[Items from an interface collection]
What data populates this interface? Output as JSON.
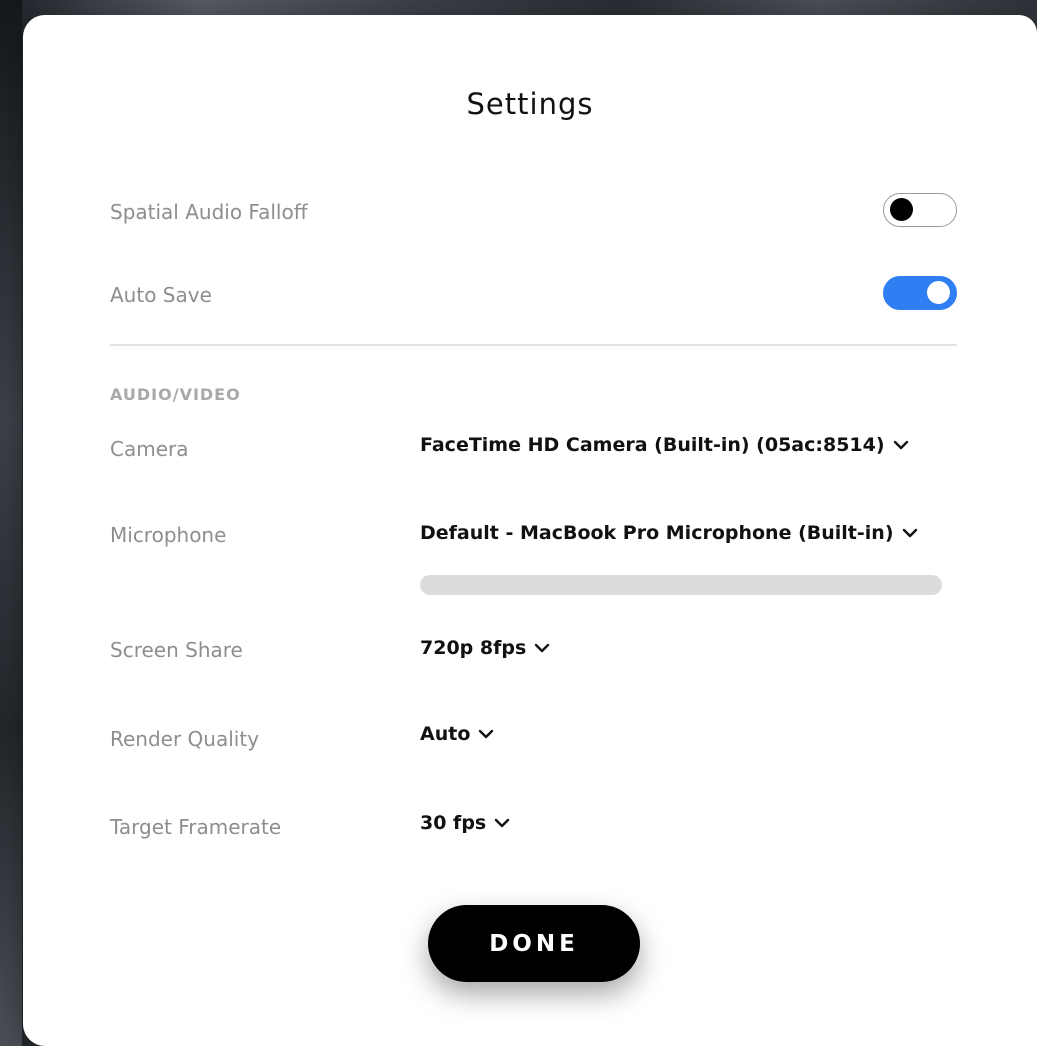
{
  "modal": {
    "title": "Settings",
    "done_label": "DONE"
  },
  "toggles": {
    "spatial_audio_falloff": {
      "label": "Spatial Audio Falloff",
      "on": false
    },
    "auto_save": {
      "label": "Auto Save",
      "on": true
    }
  },
  "audio_video": {
    "section_label": "AUDIO/VIDEO",
    "camera": {
      "label": "Camera",
      "value": "FaceTime HD Camera (Built-in) (05ac:8514)"
    },
    "microphone": {
      "label": "Microphone",
      "value": "Default - MacBook Pro Microphone (Built-in)",
      "level": 0
    },
    "screen_share": {
      "label": "Screen Share",
      "value": "720p 8fps"
    },
    "render_quality": {
      "label": "Render Quality",
      "value": "Auto"
    },
    "target_framerate": {
      "label": "Target Framerate",
      "value": "30 fps"
    }
  },
  "icons": {
    "dropdown": "chevron-down-icon"
  },
  "colors": {
    "toggle_on": "#2f7ef2",
    "toggle_off_knob": "#000000",
    "meter_track": "#dcdcdc",
    "label_text": "#8e8e8e",
    "value_text": "#111111",
    "done_background": "#000000"
  }
}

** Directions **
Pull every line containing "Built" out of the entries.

** Response to this task **
      "value": "FaceTime HD Camera (Built-in) (05ac:8514)"
      "value": "Default - MacBook Pro Microphone (Built-in)",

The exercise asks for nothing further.